The Potential For More Units With The Potential For Less Work

Most of my clients are looking to uncomplicate their lives and retire from the active management of real estate. Indeed – I sold the single-family house I mentioned above in search of higher rents and higher cash flow, and because I was ready to “retire” from the job of managing that particular property. I 1031 Exchanged into a multi-unit property with potentially more work for a still greater potential reward in the future – but this isn’t what my customers are looking for.

For over 20 years, I have helped investors complete 1031 Exchanges into partial interests of larger, institutional-grade properties such as 300-unit apartment complexes in growing metropolitan areas, or Triple-Net-Leased buildings featuring long term leases to credit tenants. These properties offer investors the potential to earn more income from less work – by using 1031 Exchanges and applying compound interest to already-larger gross rent collections.

Could You Benefit From Growing Your Sfr Rentals To The Next Level?

Because prices for Single Family Residences remain relatively high with low inventory levels, there are a lot of buyers out there chasing deals and willing to pay relatively high prices. Could we improve your cash flow potential by selling your existing property(ies) and exchanging for something bigger? Call my office toll-free at (877) 313-1868 and let’s discuss it.

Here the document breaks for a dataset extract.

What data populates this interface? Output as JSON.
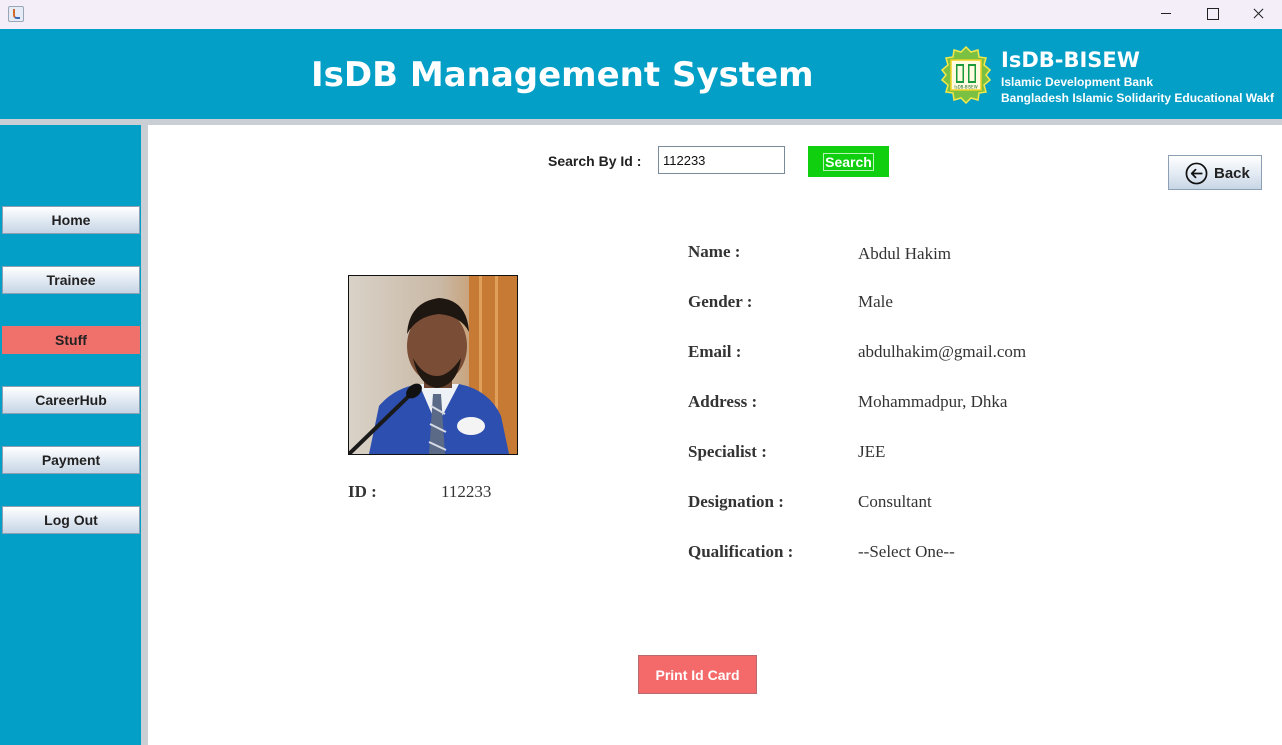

Christopher Miller is a Managing Director with Specialized Wealth Management and specializes in tax-advantaged investments including 1031 replacement properties. Chris' real estate experience includes work in commercial appraisal, in institutional acquisitions for a national real estate syndicator and as an advisor helping clients through over five hundred 1031 Exchanges. Chris has been featured as an expert in several industry publications and on television and earned an undergraduate business degree and an MBA emphasizing Real Estate Finance from the University of Southern California. Chris began his real estate career in 1998. Call him toll-free at (877) 313–1868.